Your goal » Would you copy each line of the data below that has "text"?

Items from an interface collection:
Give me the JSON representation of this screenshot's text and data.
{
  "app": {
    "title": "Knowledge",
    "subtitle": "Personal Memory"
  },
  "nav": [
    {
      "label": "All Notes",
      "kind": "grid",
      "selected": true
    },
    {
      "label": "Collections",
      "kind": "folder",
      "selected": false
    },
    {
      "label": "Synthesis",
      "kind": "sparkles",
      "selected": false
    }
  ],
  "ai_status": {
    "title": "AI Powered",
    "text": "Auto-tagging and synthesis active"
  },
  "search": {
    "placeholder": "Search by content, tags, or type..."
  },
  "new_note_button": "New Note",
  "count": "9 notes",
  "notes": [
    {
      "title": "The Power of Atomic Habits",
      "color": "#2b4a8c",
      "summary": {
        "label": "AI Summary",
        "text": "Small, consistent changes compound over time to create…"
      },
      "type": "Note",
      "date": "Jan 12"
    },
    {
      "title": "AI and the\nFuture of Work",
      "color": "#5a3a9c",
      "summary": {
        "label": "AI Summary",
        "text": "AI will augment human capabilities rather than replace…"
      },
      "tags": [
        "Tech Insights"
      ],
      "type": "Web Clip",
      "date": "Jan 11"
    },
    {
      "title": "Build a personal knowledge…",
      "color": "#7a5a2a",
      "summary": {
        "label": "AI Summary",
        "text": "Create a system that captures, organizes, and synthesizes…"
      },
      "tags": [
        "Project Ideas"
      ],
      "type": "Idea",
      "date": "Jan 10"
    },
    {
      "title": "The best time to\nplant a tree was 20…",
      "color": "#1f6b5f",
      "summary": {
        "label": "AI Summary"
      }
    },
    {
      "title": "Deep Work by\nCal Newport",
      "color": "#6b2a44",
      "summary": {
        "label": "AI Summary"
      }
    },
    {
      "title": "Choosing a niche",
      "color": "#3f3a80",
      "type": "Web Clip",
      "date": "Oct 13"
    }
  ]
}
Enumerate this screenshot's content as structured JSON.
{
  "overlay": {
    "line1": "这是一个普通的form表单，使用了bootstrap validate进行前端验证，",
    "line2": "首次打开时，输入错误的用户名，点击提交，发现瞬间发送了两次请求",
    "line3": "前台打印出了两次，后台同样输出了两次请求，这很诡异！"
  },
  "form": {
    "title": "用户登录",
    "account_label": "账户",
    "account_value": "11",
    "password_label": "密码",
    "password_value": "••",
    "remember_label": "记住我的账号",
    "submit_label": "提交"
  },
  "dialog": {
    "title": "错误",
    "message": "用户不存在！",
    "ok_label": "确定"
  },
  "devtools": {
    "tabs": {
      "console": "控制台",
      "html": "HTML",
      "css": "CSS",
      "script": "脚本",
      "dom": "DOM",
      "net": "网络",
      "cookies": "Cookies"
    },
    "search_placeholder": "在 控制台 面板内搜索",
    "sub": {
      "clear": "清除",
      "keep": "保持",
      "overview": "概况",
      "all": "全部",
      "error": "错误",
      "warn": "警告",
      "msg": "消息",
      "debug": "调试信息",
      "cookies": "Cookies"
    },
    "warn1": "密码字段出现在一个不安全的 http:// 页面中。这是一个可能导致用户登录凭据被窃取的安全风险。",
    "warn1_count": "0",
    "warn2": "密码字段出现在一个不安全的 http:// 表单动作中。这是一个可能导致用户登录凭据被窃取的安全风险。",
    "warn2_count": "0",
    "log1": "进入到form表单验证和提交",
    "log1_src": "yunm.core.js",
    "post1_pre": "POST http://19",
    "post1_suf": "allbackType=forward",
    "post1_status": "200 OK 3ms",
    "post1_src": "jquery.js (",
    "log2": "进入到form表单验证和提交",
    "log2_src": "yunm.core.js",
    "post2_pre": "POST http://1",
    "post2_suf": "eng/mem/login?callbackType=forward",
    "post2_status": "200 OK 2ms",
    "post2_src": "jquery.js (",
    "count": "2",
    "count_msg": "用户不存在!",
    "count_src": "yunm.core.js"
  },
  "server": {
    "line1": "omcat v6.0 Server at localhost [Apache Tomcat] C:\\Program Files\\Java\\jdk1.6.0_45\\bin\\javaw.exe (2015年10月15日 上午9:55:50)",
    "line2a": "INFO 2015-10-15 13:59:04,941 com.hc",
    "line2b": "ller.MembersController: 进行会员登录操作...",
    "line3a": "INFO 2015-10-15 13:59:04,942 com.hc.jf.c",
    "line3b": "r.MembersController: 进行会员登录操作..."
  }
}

Response »
Give me the JSON representation of this screenshot's text and data.
    "text": "Auto-tagging and synthesis active"
        "text": "Small, consistent changes compound over time to create…"
        "text": "AI will augment human capabilities rather than replace…"
        "text": "Create a system that captures, organizes, and synthesizes…"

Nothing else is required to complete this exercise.